Some questions, those running to Menstrie was it a block train or were they run in a mixed or speedlink for any part of the journey?

 

Most photos seem to have 8 or so in a rake, was it a fixed formation or would 4 or 6 be prototypical?

 

Livery wise most photos are of well weathered wagons on the branch and early 90s, is the Heljan livery with the UM logo suitable for the mid 80s?

 

Thanks

Link to post
Share on other sites

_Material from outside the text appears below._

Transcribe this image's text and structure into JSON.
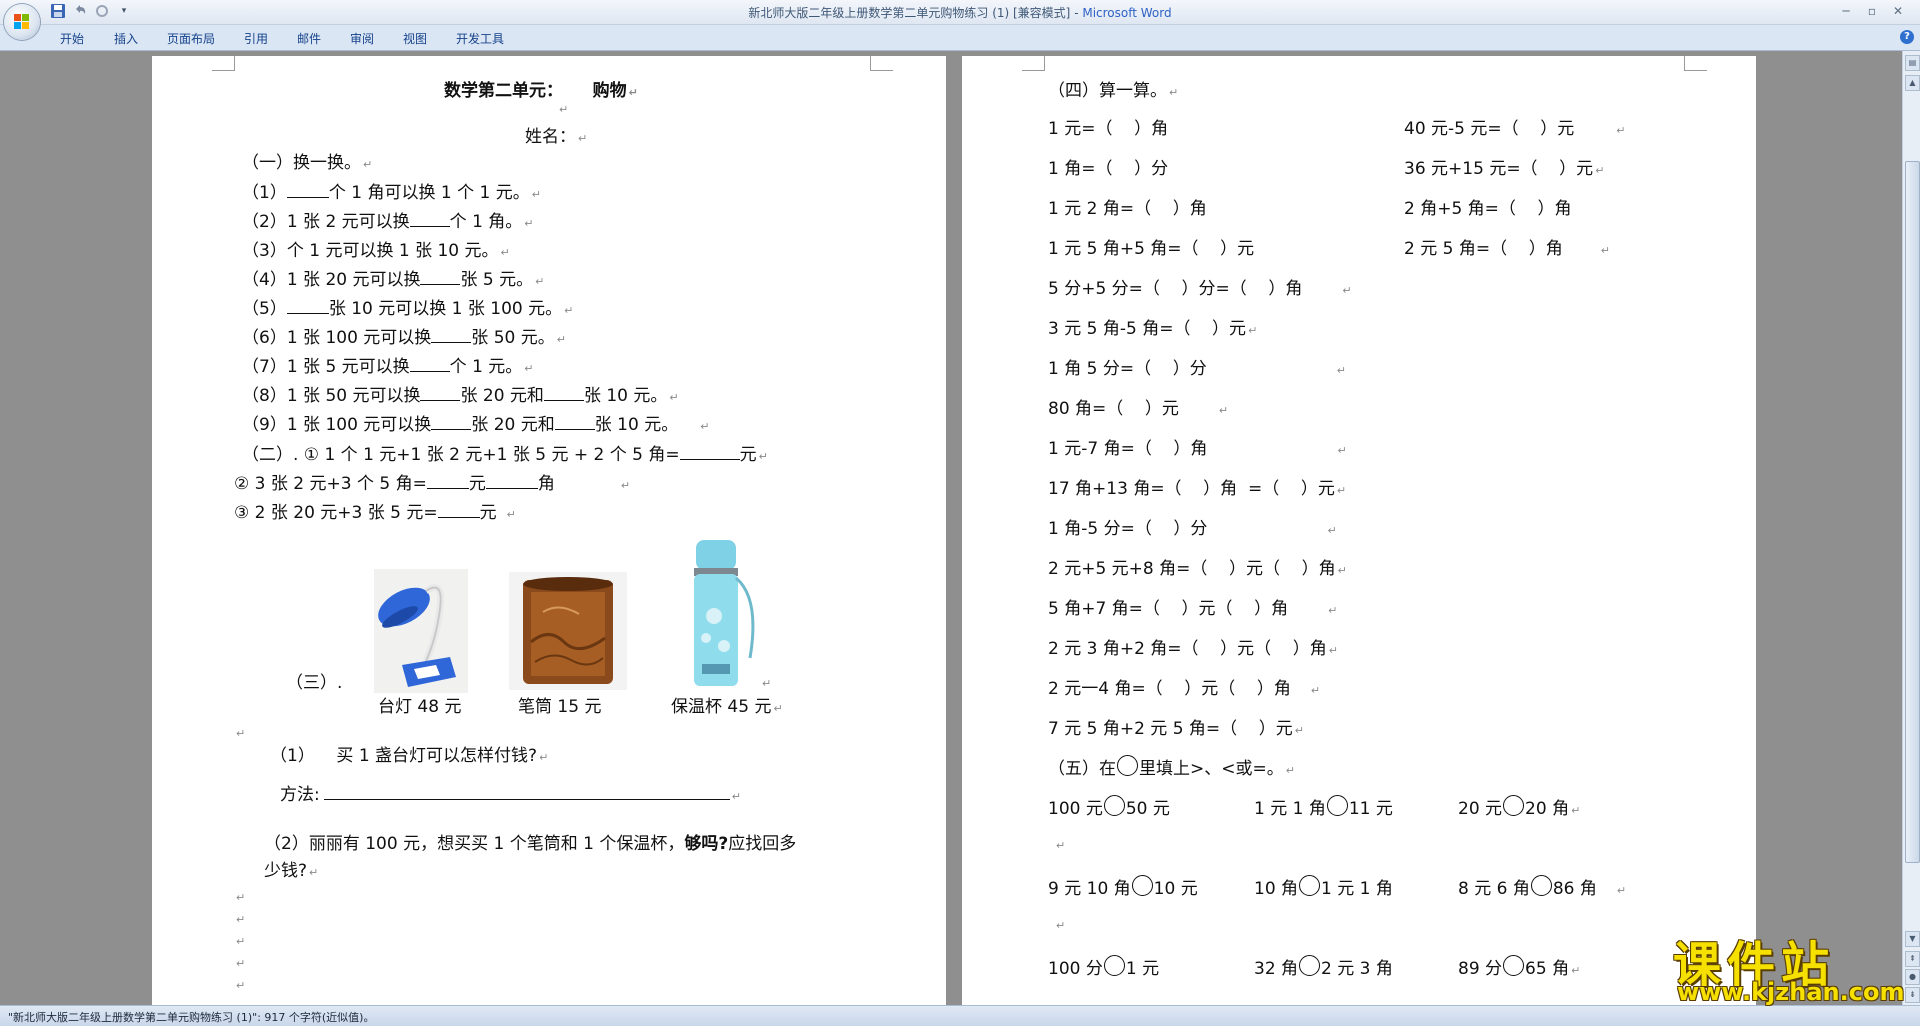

Looking at Paul Bartlett’s photo site it seems that the UM liveried tanks were withdrawn in 1981ish and were replaced by similar blue liveried vacuum braked tanks. These were then replaced in 1984 by air braked ex caustic soda tanks.

 

I had high hopes for a fleet of these Heljan tanks for my 1975 Alloa based layout and they are a pretty model. Unfortunately there are so many annoying faults that I have abandoned any thoughts of using them. I could just about cope with reworking the trenches that represent the weld lines on the tank, replacing the hugely overscale axleboxes and the clart on with making space for P4 wheels but resolving the excessive ride height finished off any enthusiasm and I decided to wait for the Oxford version or the long promised etched chassis for the Airfix/Dapol kit.

Link to post
Share on other sites

Looking at Paul Bartlett’s photo site it seems that the UM liveried tanks were withdrawn in 1981ish and were replaced by similar blue liveried vacuum braked tanks. These were then replaced in 1984 by air braked ex caustic soda tanks.

 

 

https://paulbartlett.zenfolio.com/unitedmolasses

 

https://paulbartlett.zenfolio.com/davismolasses

 

https://paulbartlett.zenfolio.com/procormolasses

 

Paul

Link to post
Share on other sites

Create an account or sign in to comment

You need to be a member in order to leave a comment

Create an account

Sign up for a new account in our community. It's easy!

Register a new account

Sign in

Already have an account? Sign in here.

Sign In Now
 Share

×
×
  • Create New...